The transition from academic study to the workplace—even one in academia—can be a bumpy one. Natalie Lundsteen writes about how many of the traits that make a successful doctoral student are at odds with the traits needed to land a job after securing your degree. She observes, “as a doctoral researcher...the entire process of undertaking a Ph.D. encouraged independent thinking and creation of original ideas. In seminars, graduate students and scholars argue ideas, dissect theories, and rethink concepts. Pushing back is the norm, and an innovative mind-set is encouraged. Yet, for job-seeking Ph.D.s, skipping directions, ignoring instructions, or coming up with a new way to do things can be more than just embarrassing or awkward. It can literally cost you a job. So put your Ph.D. self back into childhood color-inside-the-lines thinking, because most of the time with job applications, when you don’t follow directions, you don’t get a do-over.”
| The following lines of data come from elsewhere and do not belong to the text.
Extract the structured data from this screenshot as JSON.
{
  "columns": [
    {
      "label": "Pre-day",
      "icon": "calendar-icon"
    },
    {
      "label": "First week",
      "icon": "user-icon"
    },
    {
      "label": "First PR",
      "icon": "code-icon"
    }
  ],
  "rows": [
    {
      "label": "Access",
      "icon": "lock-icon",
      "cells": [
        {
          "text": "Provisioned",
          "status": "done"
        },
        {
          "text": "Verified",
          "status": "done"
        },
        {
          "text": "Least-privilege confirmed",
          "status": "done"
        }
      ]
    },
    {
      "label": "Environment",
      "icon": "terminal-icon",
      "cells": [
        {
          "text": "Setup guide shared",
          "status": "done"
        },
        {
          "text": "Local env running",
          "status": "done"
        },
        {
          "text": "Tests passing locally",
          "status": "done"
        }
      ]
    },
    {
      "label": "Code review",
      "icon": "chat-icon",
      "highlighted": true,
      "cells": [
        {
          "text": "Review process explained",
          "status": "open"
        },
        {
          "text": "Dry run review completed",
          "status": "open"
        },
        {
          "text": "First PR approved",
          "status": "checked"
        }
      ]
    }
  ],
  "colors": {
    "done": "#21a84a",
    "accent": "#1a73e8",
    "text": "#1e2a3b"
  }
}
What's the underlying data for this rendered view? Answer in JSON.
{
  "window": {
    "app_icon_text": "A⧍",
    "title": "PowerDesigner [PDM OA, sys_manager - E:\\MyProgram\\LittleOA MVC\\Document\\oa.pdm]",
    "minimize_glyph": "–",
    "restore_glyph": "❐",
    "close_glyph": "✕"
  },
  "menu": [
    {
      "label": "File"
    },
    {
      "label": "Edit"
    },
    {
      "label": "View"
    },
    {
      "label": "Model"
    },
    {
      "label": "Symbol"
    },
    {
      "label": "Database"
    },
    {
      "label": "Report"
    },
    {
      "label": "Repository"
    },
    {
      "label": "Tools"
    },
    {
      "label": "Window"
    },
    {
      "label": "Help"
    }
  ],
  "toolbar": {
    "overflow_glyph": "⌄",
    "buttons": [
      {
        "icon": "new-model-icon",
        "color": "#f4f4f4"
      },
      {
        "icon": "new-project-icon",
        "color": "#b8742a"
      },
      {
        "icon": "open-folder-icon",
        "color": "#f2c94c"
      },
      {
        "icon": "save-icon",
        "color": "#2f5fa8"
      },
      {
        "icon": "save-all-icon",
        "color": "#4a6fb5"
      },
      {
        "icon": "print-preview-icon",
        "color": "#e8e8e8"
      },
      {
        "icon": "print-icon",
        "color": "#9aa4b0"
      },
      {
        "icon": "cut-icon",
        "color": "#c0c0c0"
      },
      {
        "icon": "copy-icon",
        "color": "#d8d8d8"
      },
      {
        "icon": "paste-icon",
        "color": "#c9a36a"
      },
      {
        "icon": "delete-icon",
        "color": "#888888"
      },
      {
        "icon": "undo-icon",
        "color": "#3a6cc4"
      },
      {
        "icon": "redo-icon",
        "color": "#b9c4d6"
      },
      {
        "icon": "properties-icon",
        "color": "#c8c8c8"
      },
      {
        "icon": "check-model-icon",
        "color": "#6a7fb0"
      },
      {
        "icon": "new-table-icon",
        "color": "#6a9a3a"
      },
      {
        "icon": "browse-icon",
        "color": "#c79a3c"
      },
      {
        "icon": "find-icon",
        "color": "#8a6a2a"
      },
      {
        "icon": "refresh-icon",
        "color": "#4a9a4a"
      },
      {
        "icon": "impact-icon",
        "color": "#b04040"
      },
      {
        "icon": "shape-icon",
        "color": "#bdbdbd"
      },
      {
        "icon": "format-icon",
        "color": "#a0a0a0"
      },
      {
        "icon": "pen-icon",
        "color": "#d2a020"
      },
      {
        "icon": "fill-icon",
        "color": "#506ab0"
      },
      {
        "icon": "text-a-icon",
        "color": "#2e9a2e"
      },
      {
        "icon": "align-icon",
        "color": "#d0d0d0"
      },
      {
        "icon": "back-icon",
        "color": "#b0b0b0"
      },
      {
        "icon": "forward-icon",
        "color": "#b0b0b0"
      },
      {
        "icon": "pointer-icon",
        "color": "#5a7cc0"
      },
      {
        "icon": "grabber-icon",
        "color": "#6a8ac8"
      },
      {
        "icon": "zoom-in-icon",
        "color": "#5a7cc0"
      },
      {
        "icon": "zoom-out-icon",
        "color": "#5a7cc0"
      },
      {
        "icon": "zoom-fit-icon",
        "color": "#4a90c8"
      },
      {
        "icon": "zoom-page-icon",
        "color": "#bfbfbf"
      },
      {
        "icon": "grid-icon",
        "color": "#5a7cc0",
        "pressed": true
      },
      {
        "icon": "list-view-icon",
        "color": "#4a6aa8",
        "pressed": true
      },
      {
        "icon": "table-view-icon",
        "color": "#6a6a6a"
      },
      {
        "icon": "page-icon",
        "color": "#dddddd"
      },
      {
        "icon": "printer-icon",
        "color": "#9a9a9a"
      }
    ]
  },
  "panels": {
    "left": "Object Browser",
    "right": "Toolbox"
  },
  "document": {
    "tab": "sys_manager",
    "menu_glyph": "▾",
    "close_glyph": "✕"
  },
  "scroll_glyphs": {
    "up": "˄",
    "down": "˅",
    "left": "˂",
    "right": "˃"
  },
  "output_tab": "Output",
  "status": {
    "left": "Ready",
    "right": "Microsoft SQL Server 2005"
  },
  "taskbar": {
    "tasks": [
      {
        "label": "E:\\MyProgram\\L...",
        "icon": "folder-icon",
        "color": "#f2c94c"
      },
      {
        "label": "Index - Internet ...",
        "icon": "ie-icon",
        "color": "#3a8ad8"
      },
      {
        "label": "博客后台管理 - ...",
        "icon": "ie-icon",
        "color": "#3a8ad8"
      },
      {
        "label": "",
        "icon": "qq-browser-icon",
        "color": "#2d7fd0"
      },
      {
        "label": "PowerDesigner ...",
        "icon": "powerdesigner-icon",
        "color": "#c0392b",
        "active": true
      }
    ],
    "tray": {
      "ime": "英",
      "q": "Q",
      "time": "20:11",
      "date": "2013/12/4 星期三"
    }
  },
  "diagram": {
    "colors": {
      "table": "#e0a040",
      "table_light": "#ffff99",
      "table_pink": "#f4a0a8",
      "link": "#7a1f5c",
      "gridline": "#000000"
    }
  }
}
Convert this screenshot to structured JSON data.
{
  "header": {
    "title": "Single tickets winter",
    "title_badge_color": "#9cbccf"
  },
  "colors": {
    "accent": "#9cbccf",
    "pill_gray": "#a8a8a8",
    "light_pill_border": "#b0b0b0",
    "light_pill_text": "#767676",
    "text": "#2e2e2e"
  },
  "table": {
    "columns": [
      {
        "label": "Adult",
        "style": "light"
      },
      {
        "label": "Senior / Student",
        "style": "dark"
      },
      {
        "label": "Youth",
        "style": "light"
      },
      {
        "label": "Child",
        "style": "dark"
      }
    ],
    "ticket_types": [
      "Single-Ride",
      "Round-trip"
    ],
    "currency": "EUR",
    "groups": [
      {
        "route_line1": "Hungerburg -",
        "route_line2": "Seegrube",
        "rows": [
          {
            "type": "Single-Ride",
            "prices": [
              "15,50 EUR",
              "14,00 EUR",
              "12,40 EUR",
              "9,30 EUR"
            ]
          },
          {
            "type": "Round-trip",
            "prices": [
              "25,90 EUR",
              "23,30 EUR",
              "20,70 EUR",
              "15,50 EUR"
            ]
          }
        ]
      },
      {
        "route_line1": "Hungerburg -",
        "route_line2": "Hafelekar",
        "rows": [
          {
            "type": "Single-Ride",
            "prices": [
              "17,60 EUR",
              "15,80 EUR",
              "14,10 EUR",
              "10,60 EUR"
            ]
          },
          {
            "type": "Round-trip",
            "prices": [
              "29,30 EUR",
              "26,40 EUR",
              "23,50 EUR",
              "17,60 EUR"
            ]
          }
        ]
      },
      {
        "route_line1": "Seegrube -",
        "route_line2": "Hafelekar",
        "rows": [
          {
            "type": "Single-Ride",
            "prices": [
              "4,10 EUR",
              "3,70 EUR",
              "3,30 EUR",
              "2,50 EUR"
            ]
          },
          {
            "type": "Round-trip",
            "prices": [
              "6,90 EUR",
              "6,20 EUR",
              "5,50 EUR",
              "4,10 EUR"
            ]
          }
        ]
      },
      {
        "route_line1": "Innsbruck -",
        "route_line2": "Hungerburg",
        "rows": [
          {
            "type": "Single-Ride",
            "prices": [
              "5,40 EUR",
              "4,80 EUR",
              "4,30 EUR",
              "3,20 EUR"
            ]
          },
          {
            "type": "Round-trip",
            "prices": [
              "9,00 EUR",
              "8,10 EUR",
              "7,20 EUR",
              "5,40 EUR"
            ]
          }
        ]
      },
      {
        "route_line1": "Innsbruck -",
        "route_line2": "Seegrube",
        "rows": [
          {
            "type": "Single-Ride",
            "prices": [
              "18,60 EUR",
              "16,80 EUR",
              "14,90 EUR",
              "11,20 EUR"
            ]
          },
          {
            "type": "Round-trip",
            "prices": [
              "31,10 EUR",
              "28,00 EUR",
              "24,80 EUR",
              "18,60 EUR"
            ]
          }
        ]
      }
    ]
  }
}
She counsels on the importance of thoroughly reading and carefully following application instructions to be sure your application is considered. Read her entire article here.